Is it possible to hit a golf shot too accurately? Just ask Tiger Woods … and now Patrick Cantlay.
With swirling winds and punishing conditions in Mamaroneck hammering his score to the tune of six bogeys, Cantlay found himself in attack mode just off the front of the 15th green. He faced a short pitch shot from the fairway on the long par 4, and a back right pin position beckoning for the 28-year-old to take aim and earn a stroke back from the field.
He surveyed the green, a spine intersecting its false front from the hole location in the back. So long as he hit a half-decent chip, the worst he could do was make par.
Cantlay lined up his shot, pulled back his club and struck his pitch. At first glance, it was all over the stick. Ten seconds later, it was all over.
The former U.S. Open low amateur watched in horror as his ball banked off the center of the flagstick and directly back in his direction. He could process little more than an upward-facing palm as he watched the ball race back over the spine of the green, down the false front and directly past he and his caddie, Matthew Minister.

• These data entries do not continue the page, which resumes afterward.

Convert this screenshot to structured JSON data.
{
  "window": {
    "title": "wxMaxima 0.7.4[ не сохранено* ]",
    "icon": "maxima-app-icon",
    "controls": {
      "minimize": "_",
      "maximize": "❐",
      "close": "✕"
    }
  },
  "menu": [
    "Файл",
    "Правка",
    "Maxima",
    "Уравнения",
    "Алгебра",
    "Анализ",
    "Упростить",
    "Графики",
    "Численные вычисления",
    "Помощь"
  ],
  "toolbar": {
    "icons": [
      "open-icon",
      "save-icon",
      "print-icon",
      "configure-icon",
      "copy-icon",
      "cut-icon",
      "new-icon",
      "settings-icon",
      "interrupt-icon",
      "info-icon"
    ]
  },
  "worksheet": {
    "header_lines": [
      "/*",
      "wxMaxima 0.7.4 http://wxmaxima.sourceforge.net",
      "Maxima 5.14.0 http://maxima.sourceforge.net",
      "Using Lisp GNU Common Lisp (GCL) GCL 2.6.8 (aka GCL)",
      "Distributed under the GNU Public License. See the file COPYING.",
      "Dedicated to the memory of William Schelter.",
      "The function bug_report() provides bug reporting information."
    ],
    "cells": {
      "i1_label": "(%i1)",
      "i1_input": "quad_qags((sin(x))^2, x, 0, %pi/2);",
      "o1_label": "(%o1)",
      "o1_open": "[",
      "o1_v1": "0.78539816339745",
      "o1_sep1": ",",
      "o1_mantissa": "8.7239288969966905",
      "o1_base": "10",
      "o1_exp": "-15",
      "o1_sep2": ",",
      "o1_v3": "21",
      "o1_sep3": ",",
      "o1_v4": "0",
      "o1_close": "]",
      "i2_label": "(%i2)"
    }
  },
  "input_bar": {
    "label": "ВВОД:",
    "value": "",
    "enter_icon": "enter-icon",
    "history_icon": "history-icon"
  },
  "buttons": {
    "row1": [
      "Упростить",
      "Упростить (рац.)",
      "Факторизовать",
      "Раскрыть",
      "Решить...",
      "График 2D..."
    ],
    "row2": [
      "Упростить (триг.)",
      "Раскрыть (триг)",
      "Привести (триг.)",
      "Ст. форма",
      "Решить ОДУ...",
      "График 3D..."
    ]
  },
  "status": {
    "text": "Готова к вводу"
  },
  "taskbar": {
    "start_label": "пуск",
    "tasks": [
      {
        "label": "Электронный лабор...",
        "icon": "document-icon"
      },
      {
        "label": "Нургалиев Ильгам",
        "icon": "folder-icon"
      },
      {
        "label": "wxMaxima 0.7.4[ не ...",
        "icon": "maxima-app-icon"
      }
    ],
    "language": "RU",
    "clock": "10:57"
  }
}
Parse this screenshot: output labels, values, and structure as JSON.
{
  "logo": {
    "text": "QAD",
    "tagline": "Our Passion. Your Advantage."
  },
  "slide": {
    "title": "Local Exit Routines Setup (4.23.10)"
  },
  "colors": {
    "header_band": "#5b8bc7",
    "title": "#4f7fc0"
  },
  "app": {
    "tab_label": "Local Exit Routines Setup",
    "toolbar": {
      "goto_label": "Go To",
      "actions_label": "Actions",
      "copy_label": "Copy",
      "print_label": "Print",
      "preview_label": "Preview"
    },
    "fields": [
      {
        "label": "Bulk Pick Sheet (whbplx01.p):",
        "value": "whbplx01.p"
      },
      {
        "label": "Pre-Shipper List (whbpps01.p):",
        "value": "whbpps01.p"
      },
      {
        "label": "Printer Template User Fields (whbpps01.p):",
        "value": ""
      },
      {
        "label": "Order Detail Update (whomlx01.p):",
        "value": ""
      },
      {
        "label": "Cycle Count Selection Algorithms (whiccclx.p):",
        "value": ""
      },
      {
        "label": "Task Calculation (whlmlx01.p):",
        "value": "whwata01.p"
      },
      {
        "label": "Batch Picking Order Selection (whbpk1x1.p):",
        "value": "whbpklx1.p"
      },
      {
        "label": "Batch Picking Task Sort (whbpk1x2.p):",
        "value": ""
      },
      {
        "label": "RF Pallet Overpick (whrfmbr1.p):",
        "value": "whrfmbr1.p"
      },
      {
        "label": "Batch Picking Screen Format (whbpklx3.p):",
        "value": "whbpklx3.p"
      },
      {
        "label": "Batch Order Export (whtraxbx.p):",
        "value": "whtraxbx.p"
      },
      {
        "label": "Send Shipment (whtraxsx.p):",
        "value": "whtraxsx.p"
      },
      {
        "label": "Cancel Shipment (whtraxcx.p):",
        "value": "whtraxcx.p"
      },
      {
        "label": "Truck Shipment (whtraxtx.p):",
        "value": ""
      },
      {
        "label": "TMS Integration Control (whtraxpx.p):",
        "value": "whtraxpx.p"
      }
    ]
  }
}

As a general rule, it’s never a good thing when a player hits a shot that winds up further away from the hole than it began. For Cantlay, the punishment was particularly cruel. He hit his initial pitch 22 yards from the hole and lined up for his second 47 yards from the hole — the ball traveling some 25 yards in the wrong direction.

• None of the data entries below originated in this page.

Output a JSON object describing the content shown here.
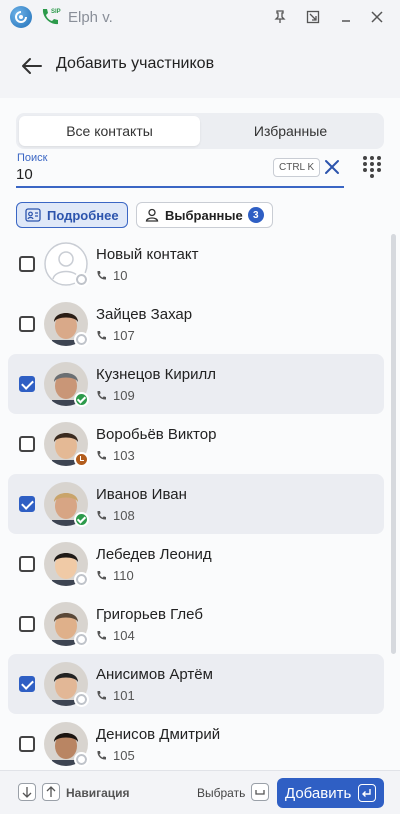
{
  "titlebar": {
    "app_title": "Elph v.",
    "sip_badge": "SIP"
  },
  "header": {
    "title": "Добавить участников"
  },
  "tabs": [
    {
      "label": "Все контакты",
      "active": true
    },
    {
      "label": "Избранные",
      "active": false
    }
  ],
  "search": {
    "label": "Поиск",
    "value": "10",
    "shortcut": "CTRL K"
  },
  "filters": {
    "details_label": "Подробнее",
    "selected_label": "Выбранные",
    "selected_count": "3"
  },
  "contacts": [
    {
      "name": "Новый контакт",
      "ext": "10",
      "checked": false,
      "status": "offline",
      "placeholder_avatar": true
    },
    {
      "name": "Зайцев Захар",
      "ext": "107",
      "checked": false,
      "status": "offline"
    },
    {
      "name": "Кузнецов Кирилл",
      "ext": "109",
      "checked": true,
      "status": "online"
    },
    {
      "name": "Воробьёв Виктор",
      "ext": "103",
      "checked": false,
      "status": "away"
    },
    {
      "name": "Иванов Иван",
      "ext": "108",
      "checked": true,
      "status": "online"
    },
    {
      "name": "Лебедев Леонид",
      "ext": "110",
      "checked": false,
      "status": "offline"
    },
    {
      "name": "Григорьев Глеб",
      "ext": "104",
      "checked": false,
      "status": "offline"
    },
    {
      "name": "Анисимов Артём",
      "ext": "101",
      "checked": true,
      "status": "offline"
    },
    {
      "name": "Денисов Дмитрий",
      "ext": "105",
      "checked": false,
      "status": "offline"
    }
  ],
  "footer": {
    "nav_label": "Навигация",
    "select_label": "Выбрать",
    "add_label": "Добавить"
  },
  "colors": {
    "accent": "#2f5fc4",
    "online": "#2c9a4b",
    "away": "#b35d1d"
  }
}
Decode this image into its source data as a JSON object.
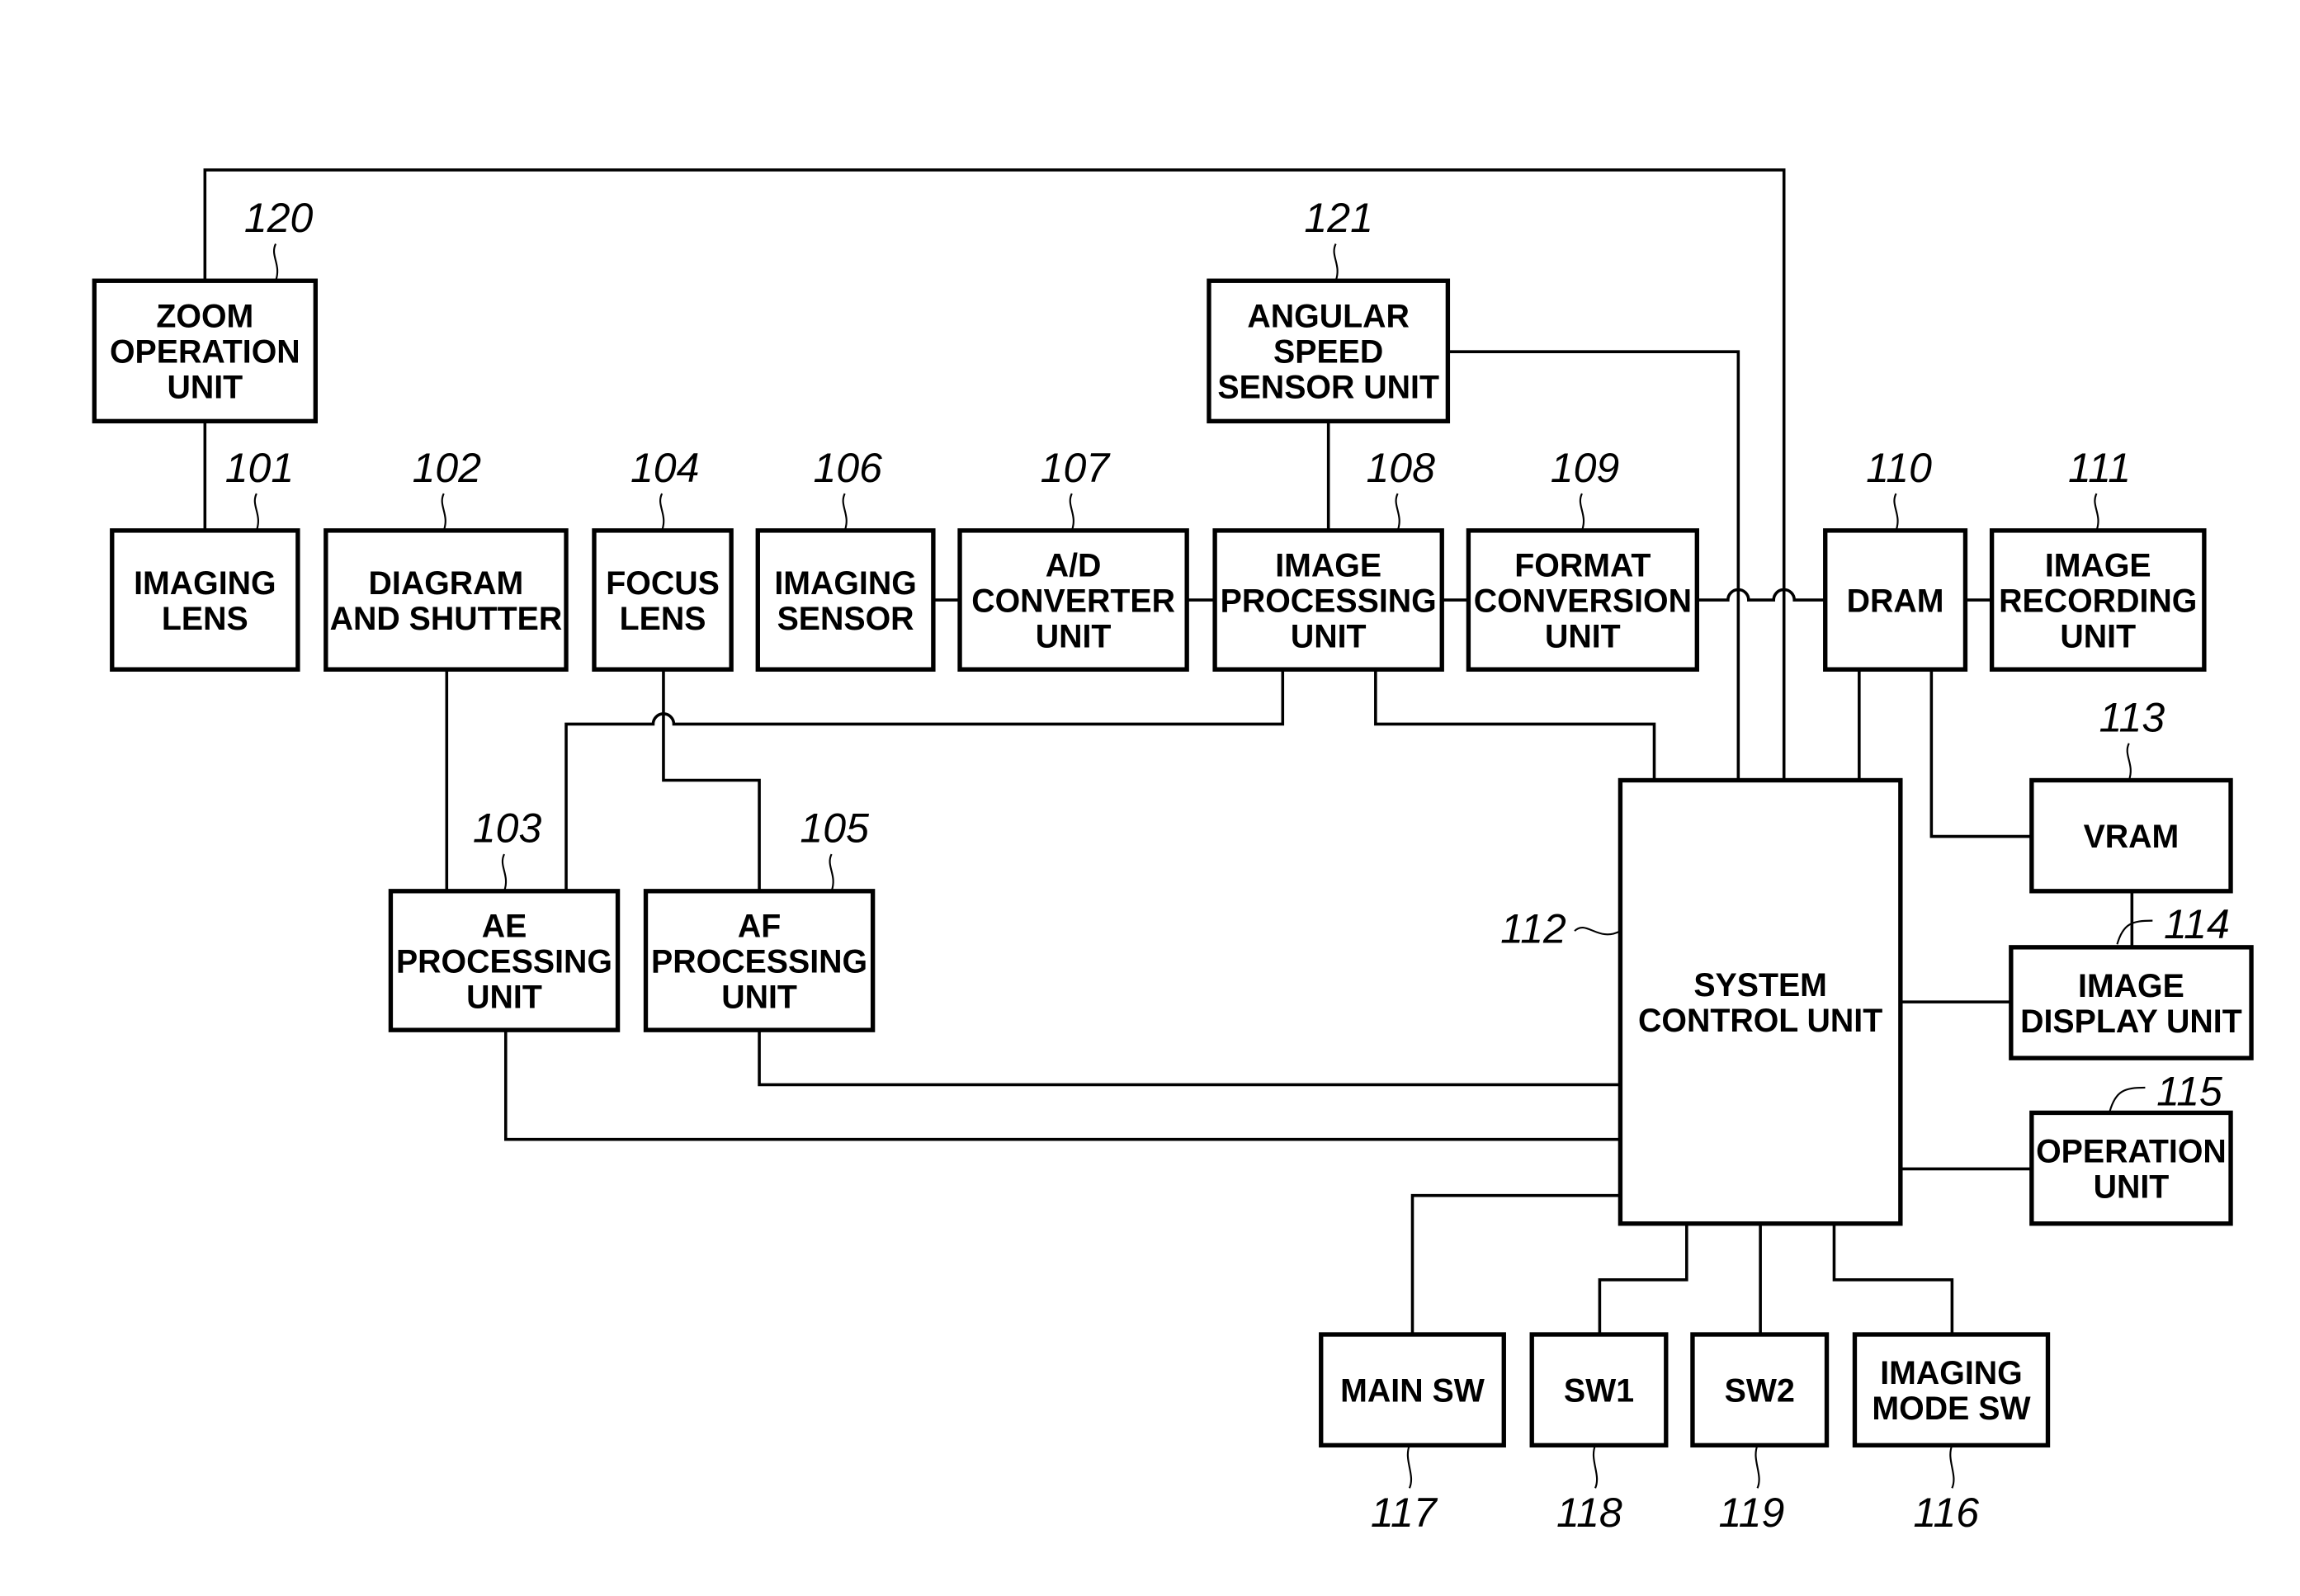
{
  "diagram": {
    "type": "block-diagram",
    "colors": {
      "line": "#000000",
      "background": "#ffffff"
    },
    "blocks": [
      {
        "id": "120",
        "ref": "120",
        "lines": [
          "ZOOM",
          "OPERATION",
          "UNIT"
        ]
      },
      {
        "id": "121",
        "ref": "121",
        "lines": [
          "ANGULAR",
          "SPEED",
          "SENSOR UNIT"
        ]
      },
      {
        "id": "101",
        "ref": "101",
        "lines": [
          "IMAGING",
          "LENS"
        ]
      },
      {
        "id": "102",
        "ref": "102",
        "lines": [
          "DIAGRAM",
          "AND SHUTTER"
        ]
      },
      {
        "id": "104",
        "ref": "104",
        "lines": [
          "FOCUS",
          "LENS"
        ]
      },
      {
        "id": "106",
        "ref": "106",
        "lines": [
          "IMAGING",
          "SENSOR"
        ]
      },
      {
        "id": "107",
        "ref": "107",
        "lines": [
          "A/D",
          "CONVERTER",
          "UNIT"
        ]
      },
      {
        "id": "108",
        "ref": "108",
        "lines": [
          "IMAGE",
          "PROCESSING",
          "UNIT"
        ]
      },
      {
        "id": "109",
        "ref": "109",
        "lines": [
          "FORMAT",
          "CONVERSION",
          "UNIT"
        ]
      },
      {
        "id": "110",
        "ref": "110",
        "lines": [
          "DRAM"
        ]
      },
      {
        "id": "111",
        "ref": "111",
        "lines": [
          "IMAGE",
          "RECORDING",
          "UNIT"
        ]
      },
      {
        "id": "113",
        "ref": "113",
        "lines": [
          "VRAM"
        ]
      },
      {
        "id": "114",
        "ref": "114",
        "lines": [
          "IMAGE",
          "DISPLAY UNIT"
        ]
      },
      {
        "id": "115",
        "ref": "115",
        "lines": [
          "OPERATION",
          "UNIT"
        ]
      },
      {
        "id": "103",
        "ref": "103",
        "lines": [
          "AE",
          "PROCESSING",
          "UNIT"
        ]
      },
      {
        "id": "105",
        "ref": "105",
        "lines": [
          "AF",
          "PROCESSING",
          "UNIT"
        ]
      },
      {
        "id": "112",
        "ref": "112",
        "lines": [
          "SYSTEM",
          "CONTROL UNIT"
        ]
      },
      {
        "id": "117",
        "ref": "117",
        "lines": [
          "MAIN SW"
        ]
      },
      {
        "id": "118",
        "ref": "118",
        "lines": [
          "SW1"
        ]
      },
      {
        "id": "119",
        "ref": "119",
        "lines": [
          "SW2"
        ]
      },
      {
        "id": "116",
        "ref": "116",
        "lines": [
          "IMAGING",
          "MODE SW"
        ]
      }
    ],
    "connections": [
      [
        "120",
        "101"
      ],
      [
        "120",
        "112"
      ],
      [
        "121",
        "108"
      ],
      [
        "121",
        "112"
      ],
      [
        "106",
        "107"
      ],
      [
        "107",
        "108"
      ],
      [
        "108",
        "109"
      ],
      [
        "109",
        "110"
      ],
      [
        "110",
        "111"
      ],
      [
        "110",
        "112"
      ],
      [
        "110",
        "113"
      ],
      [
        "113",
        "114"
      ],
      [
        "108",
        "103"
      ],
      [
        "108",
        "112"
      ],
      [
        "104",
        "105"
      ],
      [
        "102",
        "103"
      ],
      [
        "105",
        "112"
      ],
      [
        "103",
        "112"
      ],
      [
        "112",
        "114"
      ],
      [
        "112",
        "115"
      ],
      [
        "112",
        "117"
      ],
      [
        "112",
        "118"
      ],
      [
        "112",
        "119"
      ],
      [
        "112",
        "116"
      ]
    ]
  }
}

Check it out for yourself below.
Cantlay would go on to make bogey on the 15th, finishing the day with a six-over 76 and moving to second-to-last in the field when he finished at 12 over.

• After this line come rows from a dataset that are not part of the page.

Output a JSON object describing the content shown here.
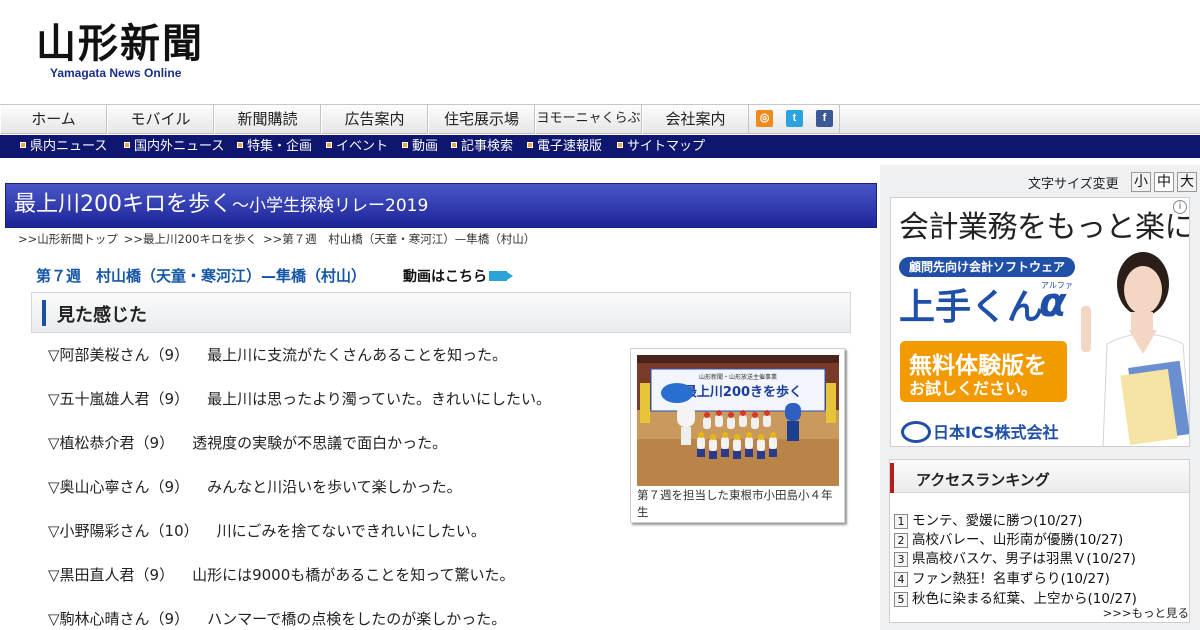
{
  "header": {
    "logo_text": "山形新聞",
    "logo_sub": "Yamagata News Online"
  },
  "main_nav": [
    "ホーム",
    "モバイル",
    "新聞購読",
    "広告案内",
    "住宅展示場",
    "ヨモーニャくらぶ",
    "会社案内"
  ],
  "social": [
    {
      "name": "rss-icon",
      "glyph": "◎",
      "color": "#f08a1c"
    },
    {
      "name": "twitter-icon",
      "glyph": "t",
      "color": "#2aa3e0"
    },
    {
      "name": "facebook-icon",
      "glyph": "f",
      "color": "#3b5998"
    }
  ],
  "sub_nav": [
    "県内ニュース",
    "国内外ニュース",
    "特集・企画",
    "イベント",
    "動画",
    "記事検索",
    "電子速報版",
    "サイトマップ"
  ],
  "banner": {
    "title": "最上川200キロを歩く",
    "subtitle": "～小学生探検リレー2019"
  },
  "breadcrumb": [
    ">>山形新聞トップ",
    ">>最上川200キロを歩く",
    ">>第７週　村山橋（天童・寒河江）—隼橋（村山）"
  ],
  "week_title": "第７週　村山橋（天童・寒河江）—隼橋（村山）",
  "video_link": "動画はこちら",
  "section_heading": "見た感じた",
  "quotes": [
    {
      "name": "▽阿部美桜さん（9）",
      "text": "最上川に支流がたくさんあることを知った。"
    },
    {
      "name": "▽五十嵐雄人君（9）",
      "text": "最上川は思ったより濁っていた。きれいにしたい。"
    },
    {
      "name": "▽植松恭介君（9）",
      "text": "透視度の実験が不思議で面白かった。"
    },
    {
      "name": "▽奥山心寧さん（9）",
      "text": "みんなと川沿いを歩いて楽しかった。"
    },
    {
      "name": "▽小野陽彩さん（10）",
      "text": "川にごみを捨てないできれいにしたい。"
    },
    {
      "name": "▽黒田直人君（9）",
      "text": "山形には9000も橋があることを知って驚いた。"
    },
    {
      "name": "▽駒林心晴さん（9）",
      "text": "ハンマーで橋の点検をしたのが楽しかった。"
    }
  ],
  "photo": {
    "banner_text": "最上川200きを歩く",
    "banner_small": "山形新聞・山形放送主催事業",
    "caption": "第７週を担当した東根市小田島小４年生"
  },
  "font_size": {
    "label": "文字サイズ変更",
    "options": [
      "小",
      "中",
      "大"
    ],
    "selected": "中"
  },
  "ad": {
    "headline": "会計業務をもっと楽に。",
    "tag": "顧問先向け会計ソフトウェア",
    "product": "上手くん",
    "product_alpha": "α",
    "product_ruby": "アルファ",
    "trial_line1": "無料体験版を",
    "trial_line2": "お試しください。",
    "company": "日本ICS株式会社",
    "info_glyph": "i"
  },
  "ranking": {
    "title": "アクセスランキング",
    "items": [
      {
        "num": "1",
        "text": "モンテ、愛媛に勝つ(10/27)"
      },
      {
        "num": "2",
        "text": "高校バレー、山形南が優勝(10/27)"
      },
      {
        "num": "3",
        "text": "県高校バスケ、男子は羽黒Ｖ(10/27)"
      },
      {
        "num": "4",
        "text": "ファン熱狂！名車ずらり(10/27)"
      },
      {
        "num": "5",
        "text": "秋色に染まる紅葉、上空から(10/27)"
      }
    ],
    "more": ">>>もっと見る"
  }
}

If there’s a silver lining to take from that three-decker sauerkraut and toadstool sandwich of a chip shot, it’s likely that Cantlay will be far from the last player to face a brutal break coming down the back nine at Winged Foot this weekend. The average third-round score through the early pairings Saturday is 76.